To make life more interesting for citizens in south West Germany, the railway between Karlsruhe and Basel was closed last week. This is the main freight route from Rotterdam to southern Europe, but more importantly, it’s the main line between where I work, and Beautiful Wife and family.

Obviously this mean things like “replacement bus services” and similar, which meant all kinds of problems.

Gradually a new idea formed: I could catch a train to the eastern edge of the Black Forest and then cycle the rest of the way. This would mean I could try out a possible route across the Black Forest itself, a step closer to finding a route all the way to Stuttgart by bike.

Thus your correspondent was to be found in Alpirsbach railway station last Friday, watching a local train disappear into the trees, and hoping he hadn’t forgotten something important…

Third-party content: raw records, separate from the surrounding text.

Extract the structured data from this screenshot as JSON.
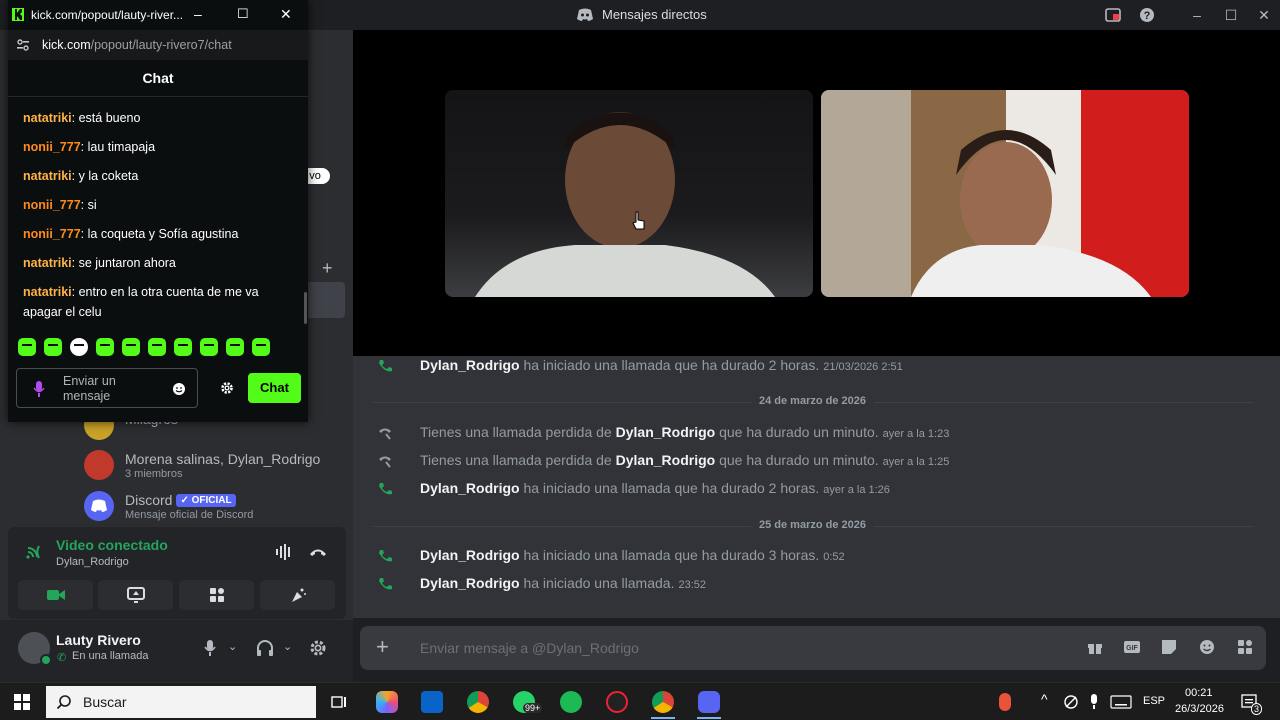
{
  "window": {
    "title": "Mensajes directos"
  },
  "sidebar": {
    "visible_badge_text": "vo",
    "dm_list": [
      {
        "name": "Milagros",
        "sub": ""
      },
      {
        "name": "Morena salinas, Dylan_Rodrigo",
        "sub": "3 miembros"
      },
      {
        "name": "Discord",
        "badge": "✓ OFICIAL",
        "sub": "Mensaje oficial de Discord"
      }
    ],
    "voice": {
      "status": "Video conectado",
      "user": "Dylan_Rodrigo"
    },
    "user": {
      "name": "Lauty Rivero",
      "status": "En una llamada"
    }
  },
  "messages": [
    {
      "user": "Dylan_Rodrigo",
      "text": " ha iniciado una llamada que ha durado 2 horas.",
      "time": "21/03/2026 2:51",
      "type": "call-start"
    },
    {
      "divider": "24 de marzo de 2026"
    },
    {
      "prefix": "Tienes una llamada perdida de ",
      "user": "Dylan_Rodrigo",
      "text": " que ha durado un minuto.",
      "time": "ayer a la 1:23",
      "type": "missed"
    },
    {
      "prefix": "Tienes una llamada perdida de ",
      "user": "Dylan_Rodrigo",
      "text": " que ha durado un minuto.",
      "time": "ayer a la 1:25",
      "type": "missed"
    },
    {
      "user": "Dylan_Rodrigo",
      "text": " ha iniciado una llamada que ha durado 2 horas.",
      "time": "ayer a la 1:26",
      "type": "call-start"
    },
    {
      "divider": "25 de marzo de 2026"
    },
    {
      "user": "Dylan_Rodrigo",
      "text": " ha iniciado una llamada que ha durado 3 horas.",
      "time": "0:52",
      "type": "call-start"
    },
    {
      "user": "Dylan_Rodrigo",
      "text": " ha iniciado una llamada.",
      "time": "23:52",
      "type": "call-start"
    }
  ],
  "composer": {
    "placeholder": "Enviar mensaje a @Dylan_Rodrigo"
  },
  "kick": {
    "window_title": "kick.com/popout/lauty-river...",
    "url_host": "kick.com",
    "url_path": "/popout/lauty-rivero7/chat",
    "header": "Chat",
    "chat": [
      {
        "user": "natatriki",
        "color": "#ffb347",
        "text": "está bueno"
      },
      {
        "user": "nonii_777",
        "color": "#ff8c1a",
        "text": "lau timapaja"
      },
      {
        "user": "natatriki",
        "color": "#ffb347",
        "text": "y la coketa"
      },
      {
        "user": "nonii_777",
        "color": "#ff8c1a",
        "text": "si"
      },
      {
        "user": "nonii_777",
        "color": "#ff8c1a",
        "text": "la coqueta y Sofía agustina"
      },
      {
        "user": "natatriki",
        "color": "#ffb347",
        "text": "se juntaron ahora"
      },
      {
        "user": "natatriki",
        "color": "#ffb347",
        "text": "entro en la otra cuenta de me va apagar el celu"
      }
    ],
    "input_placeholder": "Enviar un mensaje",
    "send_label": "Chat"
  },
  "taskbar": {
    "search_label": "Buscar",
    "whatsapp_badge": "99+",
    "lang": "ESP",
    "time": "00:21",
    "date": "26/3/2026",
    "notif_count": "3"
  },
  "colors": {
    "kick_green": "#53fc18",
    "discord_green": "#23a55a",
    "blurple": "#5865f2"
  }
}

The people running the national park in the Black Forest have realised that cycle tourists have money, and furthermore tend to spend it frequently, because there’s not much space on a bicycle for large amounts of food. They’ve therefore created a number of cycle routes along the valleys, including the Kinzig valley which runs from Freudenstadt, following a giant “U” shape to Offenburg in the Rhine valley.

This has been adopted to varying degrees of enthusiasm by different villages, but there was generally a traffic free if slightly wandering path between settlements, and best of all, this was all downhill; I sent a couple of hours following the signs, riding through extremely touristy towns, and generally following the valley,

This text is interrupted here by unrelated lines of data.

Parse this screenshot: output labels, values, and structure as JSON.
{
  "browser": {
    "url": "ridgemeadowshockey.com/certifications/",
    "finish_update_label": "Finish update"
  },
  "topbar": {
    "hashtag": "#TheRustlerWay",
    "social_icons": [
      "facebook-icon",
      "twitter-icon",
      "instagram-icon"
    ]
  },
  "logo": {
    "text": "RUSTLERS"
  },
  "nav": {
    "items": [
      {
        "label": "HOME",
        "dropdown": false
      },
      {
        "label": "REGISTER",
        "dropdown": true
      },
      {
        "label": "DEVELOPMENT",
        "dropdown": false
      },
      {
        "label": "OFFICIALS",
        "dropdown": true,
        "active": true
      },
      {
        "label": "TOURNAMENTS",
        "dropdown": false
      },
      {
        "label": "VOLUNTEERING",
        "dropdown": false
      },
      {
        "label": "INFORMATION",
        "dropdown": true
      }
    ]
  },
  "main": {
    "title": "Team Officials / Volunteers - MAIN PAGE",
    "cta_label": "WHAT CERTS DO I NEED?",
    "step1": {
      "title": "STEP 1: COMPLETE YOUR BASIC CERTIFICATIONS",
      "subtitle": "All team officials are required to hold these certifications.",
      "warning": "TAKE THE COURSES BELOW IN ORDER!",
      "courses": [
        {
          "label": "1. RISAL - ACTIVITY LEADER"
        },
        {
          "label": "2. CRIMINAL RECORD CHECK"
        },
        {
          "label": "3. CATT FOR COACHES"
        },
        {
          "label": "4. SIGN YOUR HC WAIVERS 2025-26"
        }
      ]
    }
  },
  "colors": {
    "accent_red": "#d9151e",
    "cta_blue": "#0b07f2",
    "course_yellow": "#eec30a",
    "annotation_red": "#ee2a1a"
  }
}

It’s hard to get lost following a river valley: if you get wet you’ve gone too far one way, and if you find yourself climbing unexpectedly, you’ve gone too far the other.

Two hours and about 35km later I reached Heslach, which sounds like a suburb of Birmingham but which is at the southern part of the giant “U” of the Kinzig valley, and as such was where I had to start climbing.

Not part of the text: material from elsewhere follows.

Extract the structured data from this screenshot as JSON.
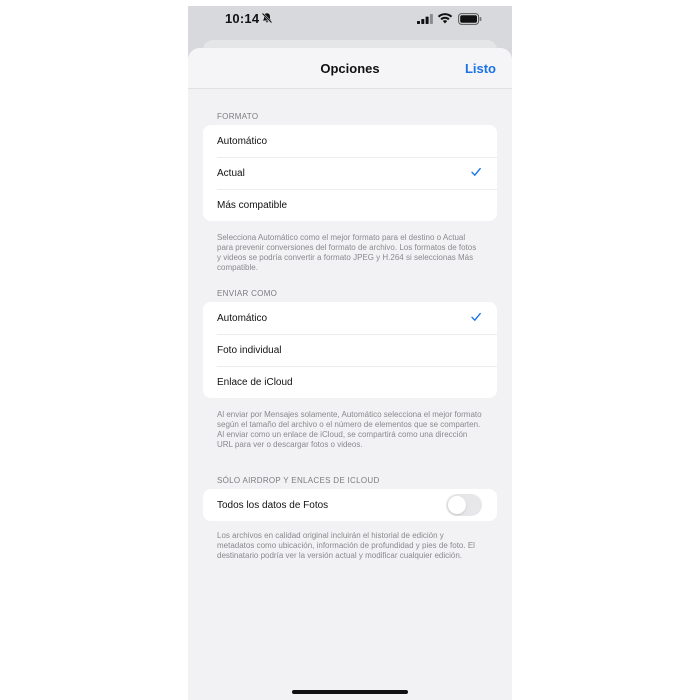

This was the bit that had been on my mind: I had to climb up and over the watershed and into the Elz valley; the Elz empties into the Rhine, but rather helpfully goes past my apartment first, which is why I was aiming for it: once in that valley I would quickly be in familiar territory. Also it was downhill for the whole of the last 40 kilometres or so.

Unfortunately there was a whole lot of up between me and there. Very pretty up, though, with tree lined valleys and massive heavily roofed farmhouses. I had plenty of time to appreciate them, because they’d would appear high up above, and then I’d pass them on the same level, and finally lose sight of them disappearing far below.

This was not a quick process.

See that valley in the distance? I was in that valley, and that was about halfway up the hill.

Eventually the pass came into view, with a low, squat restaurant in the lowest point. Unfortunately this was still a very long way above me. I could see cars flashing past at the top of the hill, but down here was silence except for the stream, and a middle aged asthmatic wheezing.

After some pushing, aching legs and a few phrases that the locals probably haven’t heard before. When I reached the top an hour and a half after I started climbing I’d travelled 8 km and climbed 400m (5 miles and 1300′). I stopped in the windswept car park that reminded me of passes in the UK, in places like Wales and the Pennines in the UK. I expired for a bit and worried about the 18% downhill ahead.

The actual descent was shorter than the climb and worrying combined: within an hour of rolling out of the pub car park I was 20km away, back on familiar roads and could see the big skies and vineyards of the Rhine valley.

Looking at the map later I realised that I’d been through Alpirsbach a long time ago, on a three day tour from Stuttgart; so I can theoretically claim to have cycled the whole distance from Stuttgart to Freiburg.

The fact it took more than a decade means it was possibly marginally slower than I usually am…